(Prompt): The records that follow need to be printed exactly. Leave out each image.

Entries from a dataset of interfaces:
= Beginning of Section =

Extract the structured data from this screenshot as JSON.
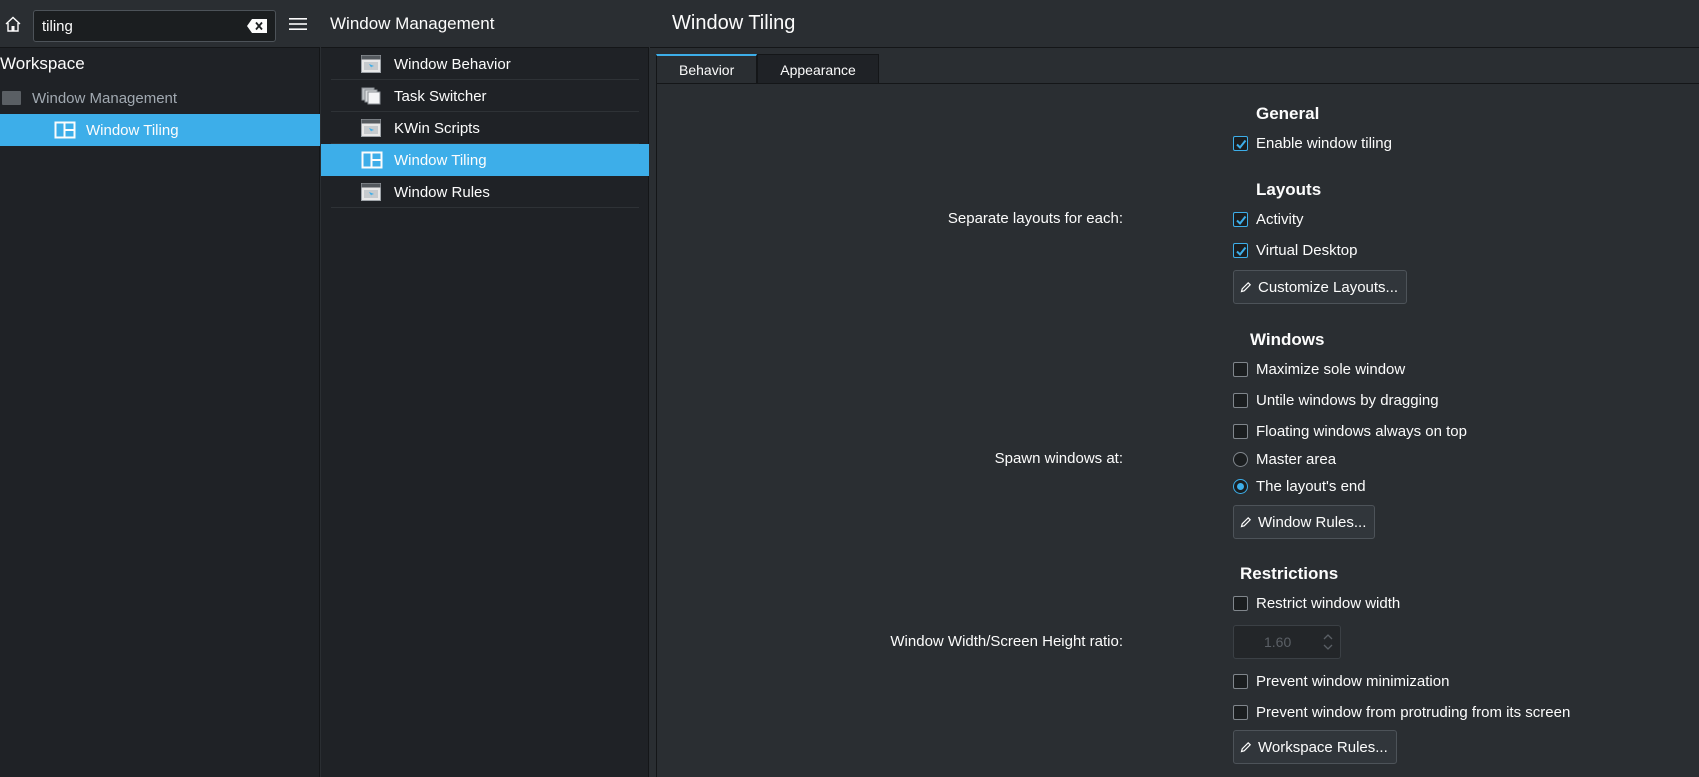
{
  "sidebar": {
    "search_value": "tiling",
    "section_title": "Workspace",
    "category": "Window Management",
    "selected_item": "Window Tiling"
  },
  "module_list": {
    "title": "Window Management",
    "items": [
      {
        "label": "Window Behavior"
      },
      {
        "label": "Task Switcher"
      },
      {
        "label": "KWin Scripts"
      },
      {
        "label": "Window Tiling"
      },
      {
        "label": "Window Rules"
      }
    ],
    "selected_index": 3
  },
  "page": {
    "title": "Window Tiling",
    "tabs": [
      {
        "label": "Behavior"
      },
      {
        "label": "Appearance"
      }
    ],
    "active_tab": 0
  },
  "form": {
    "general": {
      "heading": "General",
      "enable_tiling": {
        "label": "Enable window tiling",
        "checked": true
      }
    },
    "layouts": {
      "heading": "Layouts",
      "separate_label": "Separate layouts for each:",
      "activity": {
        "label": "Activity",
        "checked": true
      },
      "virtual_desktop": {
        "label": "Virtual Desktop",
        "checked": true
      },
      "customize_button": "Customize Layouts..."
    },
    "windows": {
      "heading": "Windows",
      "maximize_sole": {
        "label": "Maximize sole window",
        "checked": false
      },
      "untile_dragging": {
        "label": "Untile windows by dragging",
        "checked": false
      },
      "floating_on_top": {
        "label": "Floating windows always on top",
        "checked": false
      },
      "spawn_label": "Spawn windows at:",
      "spawn_master": {
        "label": "Master area",
        "selected": false
      },
      "spawn_end": {
        "label": "The layout's end",
        "selected": true
      },
      "rules_button": "Window Rules..."
    },
    "restrictions": {
      "heading": "Restrictions",
      "restrict_width": {
        "label": "Restrict window width",
        "checked": false
      },
      "ratio_label": "Window Width/Screen Height ratio:",
      "ratio_value": "1.60",
      "prevent_minimization": {
        "label": "Prevent window minimization",
        "checked": false
      },
      "prevent_protruding": {
        "label": "Prevent window from protruding from its screen",
        "checked": false
      },
      "workspace_button": "Workspace Rules..."
    }
  },
  "colors": {
    "accent": "#3daee9",
    "background": "#2a2e32",
    "sidebar": "#1f2226",
    "text": "#fcfcfc"
  }
}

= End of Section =

(Answer section):
Extract the structured data from this screenshot as JSON.
{
  "sidebar": {
    "search_value": "tiling",
    "section_title": "Workspace",
    "category": "Window Management",
    "selected_item": "Window Tiling"
  },
  "module_list": {
    "title": "Window Management",
    "items": [
      {
        "label": "Window Behavior"
      },
      {
        "label": "Task Switcher"
      },
      {
        "label": "KWin Scripts"
      },
      {
        "label": "Window Tiling"
      },
      {
        "label": "Window Rules"
      }
    ],
    "selected_index": 3
  },
  "page": {
    "title": "Window Tiling",
    "tabs": [
      {
        "label": "Behavior"
      },
      {
        "label": "Appearance"
      }
    ],
    "active_tab": 0
  },
  "form": {
    "general": {
      "heading": "General",
      "enable_tiling": {
        "label": "Enable window tiling",
        "checked": true
      }
    },
    "layouts": {
      "heading": "Layouts",
      "separate_label": "Separate layouts for each:",
      "activity": {
        "label": "Activity",
        "checked": true
      },
      "virtual_desktop": {
        "label": "Virtual Desktop",
        "checked": true
      },
      "customize_button": "Customize Layouts..."
    },
    "windows": {
      "heading": "Windows",
      "maximize_sole": {
        "label": "Maximize sole window",
        "checked": false
      },
      "untile_dragging": {
        "label": "Untile windows by dragging",
        "checked": false
      },
      "floating_on_top": {
        "label": "Floating windows always on top",
        "checked": false
      },
      "spawn_label": "Spawn windows at:",
      "spawn_master": {
        "label": "Master area",
        "selected": false
      },
      "spawn_end": {
        "label": "The layout's end",
        "selected": true
      },
      "rules_button": "Window Rules..."
    },
    "restrictions": {
      "heading": "Restrictions",
      "restrict_width": {
        "label": "Restrict window width",
        "checked": false
      },
      "ratio_label": "Window Width/Screen Height ratio:",
      "ratio_value": "1.60",
      "prevent_minimization": {
        "label": "Prevent window minimization",
        "checked": false
      },
      "prevent_protruding": {
        "label": "Prevent window from protruding from its screen",
        "checked": false
      },
      "workspace_button": "Workspace Rules..."
    }
  },
  "colors": {
    "accent": "#3daee9",
    "background": "#2a2e32",
    "sidebar": "#1f2226",
    "text": "#fcfcfc"
  }
}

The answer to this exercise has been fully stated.